> **WHAT TO PRODUCE**:
Each record must be repeated exactly. None may be dropped.

> **DATA IN THIS EXERCISE**:
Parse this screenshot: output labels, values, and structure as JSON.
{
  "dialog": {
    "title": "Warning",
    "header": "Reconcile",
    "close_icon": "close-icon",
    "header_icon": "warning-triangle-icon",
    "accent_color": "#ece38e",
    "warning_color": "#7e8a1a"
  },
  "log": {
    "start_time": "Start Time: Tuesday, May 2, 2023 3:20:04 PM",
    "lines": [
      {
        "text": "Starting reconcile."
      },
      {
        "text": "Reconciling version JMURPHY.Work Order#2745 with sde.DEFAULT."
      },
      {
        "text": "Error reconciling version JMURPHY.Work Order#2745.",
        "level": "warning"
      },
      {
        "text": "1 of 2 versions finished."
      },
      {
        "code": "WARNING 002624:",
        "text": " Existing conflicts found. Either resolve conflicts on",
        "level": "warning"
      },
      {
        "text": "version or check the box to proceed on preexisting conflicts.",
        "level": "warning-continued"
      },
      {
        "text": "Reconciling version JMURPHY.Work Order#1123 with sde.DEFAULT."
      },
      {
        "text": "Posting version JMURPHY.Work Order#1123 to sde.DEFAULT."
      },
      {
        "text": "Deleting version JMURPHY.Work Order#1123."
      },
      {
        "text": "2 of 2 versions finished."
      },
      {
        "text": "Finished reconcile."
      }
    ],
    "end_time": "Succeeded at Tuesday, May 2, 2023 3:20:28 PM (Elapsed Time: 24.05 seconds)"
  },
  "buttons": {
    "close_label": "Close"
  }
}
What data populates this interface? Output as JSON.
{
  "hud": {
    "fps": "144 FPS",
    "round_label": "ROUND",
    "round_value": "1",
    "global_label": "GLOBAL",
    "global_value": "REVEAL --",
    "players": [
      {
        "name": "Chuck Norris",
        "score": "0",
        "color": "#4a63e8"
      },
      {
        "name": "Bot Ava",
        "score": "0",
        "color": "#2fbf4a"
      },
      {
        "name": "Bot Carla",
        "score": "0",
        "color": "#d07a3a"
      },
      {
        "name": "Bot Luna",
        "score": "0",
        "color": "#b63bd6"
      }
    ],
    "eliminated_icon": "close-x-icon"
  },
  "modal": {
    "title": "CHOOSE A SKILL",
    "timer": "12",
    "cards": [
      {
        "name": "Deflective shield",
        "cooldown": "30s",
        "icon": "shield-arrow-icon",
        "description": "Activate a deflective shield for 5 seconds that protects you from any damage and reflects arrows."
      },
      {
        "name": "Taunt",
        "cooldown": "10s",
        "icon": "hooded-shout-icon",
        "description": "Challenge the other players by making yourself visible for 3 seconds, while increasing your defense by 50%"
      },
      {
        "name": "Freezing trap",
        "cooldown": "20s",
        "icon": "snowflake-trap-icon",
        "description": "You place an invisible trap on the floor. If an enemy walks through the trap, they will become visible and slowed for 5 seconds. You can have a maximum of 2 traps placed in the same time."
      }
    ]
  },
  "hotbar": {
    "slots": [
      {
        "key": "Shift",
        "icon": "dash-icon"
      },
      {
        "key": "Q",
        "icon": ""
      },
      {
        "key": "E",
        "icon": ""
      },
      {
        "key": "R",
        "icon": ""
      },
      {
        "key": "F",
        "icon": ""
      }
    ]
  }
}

> **RESULT**:
Parse this screenshot: output labels, values, and structure as JSON.
{
  "dialog": {
    "title": "Warning",
    "header": "Reconcile",
    "close_icon": "close-icon",
    "header_icon": "warning-triangle-icon",
    "accent_color": "#ece38e",
    "warning_color": "#7e8a1a"
  },
  "log": {
    "start_time": "Start Time: Tuesday, May 2, 2023 3:20:04 PM",
    "lines": [
      {
        "text": "Starting reconcile."
      },
      {
        "text": "Reconciling version JMURPHY.Work Order#2745 with sde.DEFAULT."
      },
      {
        "text": "Error reconciling version JMURPHY.Work Order#2745.",
        "level": "warning"
      },
      {
        "text": "1 of 2 versions finished."
      },
      {
        "code": "WARNING 002624:",
        "text": " Existing conflicts found. Either resolve conflicts on",
        "level": "warning"
      },
      {
        "text": "version or check the box to proceed on preexisting conflicts.",
        "level": "warning-continued"
      },
      {
        "text": "Reconciling version JMURPHY.Work Order#1123 with sde.DEFAULT."
      },
      {
        "text": "Posting version JMURPHY.Work Order#1123 to sde.DEFAULT."
      },
      {
        "text": "Deleting version JMURPHY.Work Order#1123."
      },
      {
        "text": "2 of 2 versions finished."
      },
      {
        "text": "Finished reconcile."
      }
    ],
    "end_time": "Succeeded at Tuesday, May 2, 2023 3:20:28 PM (Elapsed Time: 24.05 seconds)"
  },
  "buttons": {
    "close_label": "Close"
  }
}
What data populates this interface? Output as JSON.
{
  "hud": {
    "fps": "144 FPS",
    "round_label": "ROUND",
    "round_value": "1",
    "global_label": "GLOBAL",
    "global_value": "REVEAL --",
    "players": [
      {
        "name": "Chuck Norris",
        "score": "0",
        "color": "#4a63e8"
      },
      {
        "name": "Bot Ava",
        "score": "0",
        "color": "#2fbf4a"
      },
      {
        "name": "Bot Carla",
        "score": "0",
        "color": "#d07a3a"
      },
      {
        "name": "Bot Luna",
        "score": "0",
        "color": "#b63bd6"
      }
    ],
    "eliminated_icon": "close-x-icon"
  },
  "modal": {
    "title": "CHOOSE A SKILL",
    "timer": "12",
    "cards": [
      {
        "name": "Deflective shield",
        "cooldown": "30s",
        "icon": "shield-arrow-icon",
        "description": "Activate a deflective shield for 5 seconds that protects you from any damage and reflects arrows."
      },
      {
        "name": "Taunt",
        "cooldown": "10s",
        "icon": "hooded-shout-icon",
        "description": "Challenge the other players by making yourself visible for 3 seconds, while increasing your defense by 50%"
      },
      {
        "name": "Freezing trap",
        "cooldown": "20s",
        "icon": "snowflake-trap-icon",
        "description": "You place an invisible trap on the floor. If an enemy walks through the trap, they will become visible and slowed for 5 seconds. You can have a maximum of 2 traps placed in the same time."
      }
    ]
  },
  "hotbar": {
    "slots": [
      {
        "key": "Shift",
        "icon": "dash-icon"
      },
      {
        "key": "Q",
        "icon": ""
      },
      {
        "key": "E",
        "icon": ""
      },
      {
        "key": "R",
        "icon": ""
      },
      {
        "key": "F",
        "icon": ""
      }
    ]
  }
}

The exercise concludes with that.